If you can’t pay back your logbook loan, the lender has the right to send a bailiff round to repossess your vehicle (as a last resort). However, there are criteria they need to meet before doing this.
By law, they must send you a default notice and give you 14 days to respond beforehand. They must also have registered the bill of sale to the High Court – you can check if they’ve done this with the Royal Courts of Justice. If they haven’t registered the bill of sale, they’ll need to get a court order to repossess your car.
If you are struggling to pay your logbook loan, we suggest you get in touch with the lender as soon as possible to try and prevent it from getting to this point. It may also be worth seeking free debt advice from a charity such as StepChange.

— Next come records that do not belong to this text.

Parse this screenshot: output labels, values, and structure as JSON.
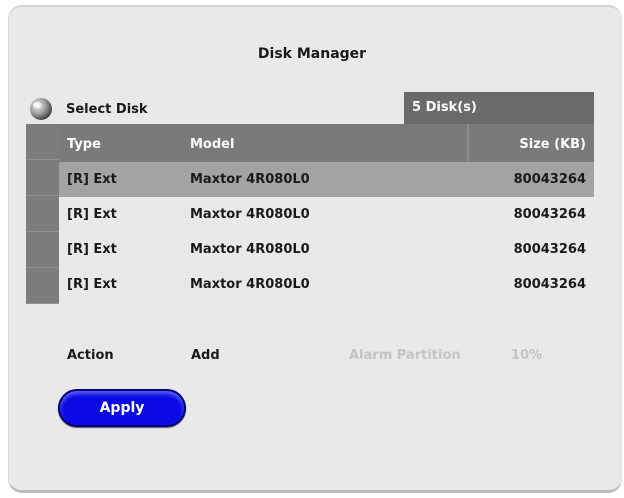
{
  "title": "Disk Manager",
  "select_disk": {
    "label": "Select Disk",
    "icon": "disk-icon",
    "count": "5 Disk(s)"
  },
  "table": {
    "headers": {
      "type": "Type",
      "model": "Model",
      "size": "Size (KB)"
    },
    "rows": [
      {
        "type": "[R] Ext",
        "model": "Maxtor 4R080L0",
        "size": "80043264"
      },
      {
        "type": "[R] Ext",
        "model": "Maxtor 4R080L0",
        "size": "80043264"
      },
      {
        "type": "[R] Ext",
        "model": "Maxtor 4R080L0",
        "size": "80043264"
      },
      {
        "type": "[R] Ext",
        "model": "Maxtor 4R080L0",
        "size": "80043264"
      }
    ],
    "selected_row": 0
  },
  "action": {
    "label": "Action",
    "value": "Add",
    "alarm_label": "Alarm Partition",
    "alarm_value": "10%"
  },
  "apply_button": {
    "label": "Apply"
  },
  "colors": {
    "panel": "#e9e9e9",
    "header": "#7a7a7a",
    "selected_row": "#a3a3a3",
    "apply_button": "#0a0ae6",
    "disabled_text": "#c4c4c4"
  }
}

H2: Alternatives to logbook loans
There are several alternatives to logbook loans, such as:
- a homeowner loan is a form of borrowing that you secure against your house. You can usually borrow larger amounts than with a logbook loan, although you risk losing your home if you stop making repayments
- if you don’t need to borrow a large amount of money, you may want to consider getting a credit card instead
- an unsecured or personal loan may be a good alternative if you don’t want to secure the loan against an asset. Just be aware that you might need good credit to get accepted
- if you have bad credit, you might want to consider getting a guarantor loan to help you access a better interest rate. Remember that the person who acts as your guarantor will become jointly liable for the repayments
- a debt consolidation loan could be the answer if you have multiple debts and want to streamline your finances. Calculate the total cost of the loan before you consolidate your debts, so you don’t end up paying more in interest. Remember, if you consolidate your existing borrowing, you may be extending the term and increasing the amount you repay in total